Egypt on Thursday unveiled dozens of new archaeological discoveries, including two ancient tombs, at a Pharaonic necropolis just outside of the capital Cairo.
The artifacts, unearthed during a year-long excavation, were found beneath an ancient stone enclosure near the Saqqara pyramids and date back to the fifth and sixth dynasties of the Old Kingdom, spanning from roughly 2500 B.C to 2100 B.C., Egypt's Ministry of Tourism and Antiquities said.
One of the uncovered tombs belonged to a priest from the fifth dynasty known as Khnumdjedef, while the other larger tomb belonged to an official named Meri, a palace official who held the title of “the keeper of the secrets,” The Associated Press quoted the ministry as saying. Other major findings from the excavation include statues, amulets, and a well-preserved sarcophagus.
Egypt's most renowned archaeologist and director of the excavation, Zahi Hawass, personally unveiled the new discoveries from the stone enclosure, known as Gisr al-Mudir.
‘‘I put my head inside to see what was inside the sarcophagus: A beautiful mummy of a man completely covered in layers of gold,’' Hawass said.

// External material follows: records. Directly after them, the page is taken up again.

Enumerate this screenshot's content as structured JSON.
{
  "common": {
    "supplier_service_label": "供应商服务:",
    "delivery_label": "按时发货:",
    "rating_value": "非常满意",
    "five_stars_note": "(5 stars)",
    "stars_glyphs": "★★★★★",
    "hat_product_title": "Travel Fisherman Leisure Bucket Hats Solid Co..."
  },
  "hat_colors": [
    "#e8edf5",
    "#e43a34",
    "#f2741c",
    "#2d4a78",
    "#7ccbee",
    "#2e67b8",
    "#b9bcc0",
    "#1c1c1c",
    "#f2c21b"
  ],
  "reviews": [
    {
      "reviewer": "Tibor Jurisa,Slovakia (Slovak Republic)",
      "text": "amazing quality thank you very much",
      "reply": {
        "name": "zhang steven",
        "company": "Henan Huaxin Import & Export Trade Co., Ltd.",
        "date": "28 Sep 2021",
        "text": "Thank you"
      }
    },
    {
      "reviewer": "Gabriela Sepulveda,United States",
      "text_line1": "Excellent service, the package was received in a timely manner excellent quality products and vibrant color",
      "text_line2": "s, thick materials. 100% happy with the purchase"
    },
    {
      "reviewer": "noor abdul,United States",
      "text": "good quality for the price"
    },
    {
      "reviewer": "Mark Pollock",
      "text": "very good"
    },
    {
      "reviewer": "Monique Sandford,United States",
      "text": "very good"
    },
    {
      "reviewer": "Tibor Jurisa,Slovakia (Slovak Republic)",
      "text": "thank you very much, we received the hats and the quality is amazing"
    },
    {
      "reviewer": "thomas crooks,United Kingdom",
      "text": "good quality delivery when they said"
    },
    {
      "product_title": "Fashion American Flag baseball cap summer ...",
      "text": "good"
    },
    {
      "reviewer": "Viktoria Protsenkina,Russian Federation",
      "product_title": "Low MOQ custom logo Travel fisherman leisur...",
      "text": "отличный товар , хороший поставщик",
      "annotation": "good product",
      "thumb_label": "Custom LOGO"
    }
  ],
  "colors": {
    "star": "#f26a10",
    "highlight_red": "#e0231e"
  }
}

The Saqqara site is part of a sprawling necropolis at Egypt’s ancient capital of Memphis that includes the famed Giza Pyramids as well as smaller pyramids at Abu Sir, Dahshur and Abu Ruwaysh. The ruins of Memphis were designated a UNESCO World Heritage site in the 1970s.